:: Exercise aim ::
Below are some records. Say how many of their lines include the string "general", giving only the number.

:: Provided records ::
####################

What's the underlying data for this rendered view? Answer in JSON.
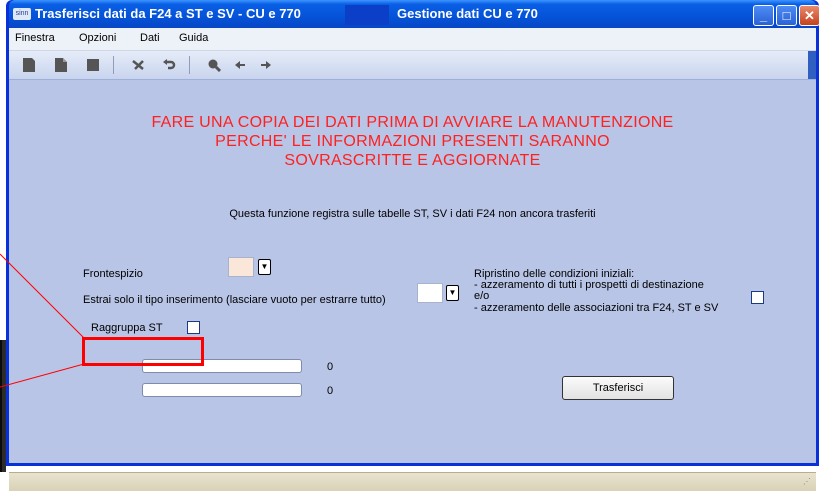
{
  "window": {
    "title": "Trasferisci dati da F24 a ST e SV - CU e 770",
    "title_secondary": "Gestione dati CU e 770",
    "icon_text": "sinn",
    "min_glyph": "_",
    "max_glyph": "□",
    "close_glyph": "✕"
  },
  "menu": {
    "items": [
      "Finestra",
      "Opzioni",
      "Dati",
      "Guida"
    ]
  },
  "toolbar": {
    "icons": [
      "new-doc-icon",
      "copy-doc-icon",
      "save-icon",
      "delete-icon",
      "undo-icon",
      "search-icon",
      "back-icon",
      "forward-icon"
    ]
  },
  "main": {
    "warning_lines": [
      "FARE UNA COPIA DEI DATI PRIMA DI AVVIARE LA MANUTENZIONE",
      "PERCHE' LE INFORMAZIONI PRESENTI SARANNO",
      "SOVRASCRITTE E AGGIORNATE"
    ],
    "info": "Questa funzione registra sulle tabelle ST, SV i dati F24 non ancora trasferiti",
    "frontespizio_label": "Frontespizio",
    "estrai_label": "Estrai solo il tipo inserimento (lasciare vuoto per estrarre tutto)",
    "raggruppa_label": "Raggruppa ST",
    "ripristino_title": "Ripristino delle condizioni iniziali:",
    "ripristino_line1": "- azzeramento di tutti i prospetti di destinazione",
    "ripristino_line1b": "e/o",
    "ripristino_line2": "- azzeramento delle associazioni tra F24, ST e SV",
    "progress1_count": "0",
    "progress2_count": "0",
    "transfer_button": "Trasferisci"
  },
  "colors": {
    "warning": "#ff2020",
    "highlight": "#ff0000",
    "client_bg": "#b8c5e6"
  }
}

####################

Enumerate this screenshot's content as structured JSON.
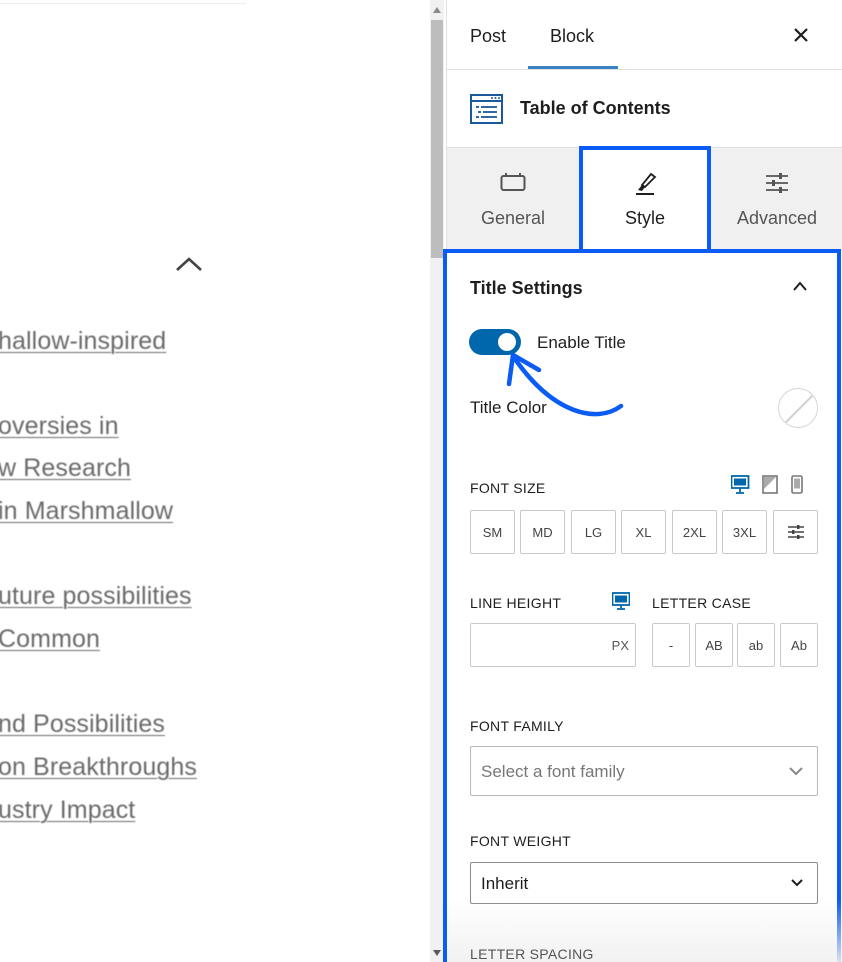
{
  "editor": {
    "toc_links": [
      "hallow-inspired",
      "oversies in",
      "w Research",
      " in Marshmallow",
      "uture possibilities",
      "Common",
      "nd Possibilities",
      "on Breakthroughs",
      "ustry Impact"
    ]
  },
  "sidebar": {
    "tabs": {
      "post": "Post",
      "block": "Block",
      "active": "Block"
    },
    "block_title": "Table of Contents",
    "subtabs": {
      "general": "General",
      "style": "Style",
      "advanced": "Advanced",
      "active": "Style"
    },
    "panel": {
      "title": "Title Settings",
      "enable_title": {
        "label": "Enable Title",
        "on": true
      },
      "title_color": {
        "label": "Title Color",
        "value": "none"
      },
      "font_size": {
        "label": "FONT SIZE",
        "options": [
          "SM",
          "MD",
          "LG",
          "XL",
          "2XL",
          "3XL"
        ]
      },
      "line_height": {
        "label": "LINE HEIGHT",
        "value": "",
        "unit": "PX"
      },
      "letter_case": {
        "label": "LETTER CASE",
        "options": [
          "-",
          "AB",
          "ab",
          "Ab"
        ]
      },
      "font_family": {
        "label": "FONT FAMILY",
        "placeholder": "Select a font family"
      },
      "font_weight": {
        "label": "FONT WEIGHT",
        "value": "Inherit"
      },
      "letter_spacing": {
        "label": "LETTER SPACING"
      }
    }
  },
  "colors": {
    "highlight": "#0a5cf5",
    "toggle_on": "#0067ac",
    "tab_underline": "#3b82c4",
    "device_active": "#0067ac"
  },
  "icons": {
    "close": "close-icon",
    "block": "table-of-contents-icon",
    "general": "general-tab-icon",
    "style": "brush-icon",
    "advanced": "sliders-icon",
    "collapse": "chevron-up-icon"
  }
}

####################

:: Exercise output ::
2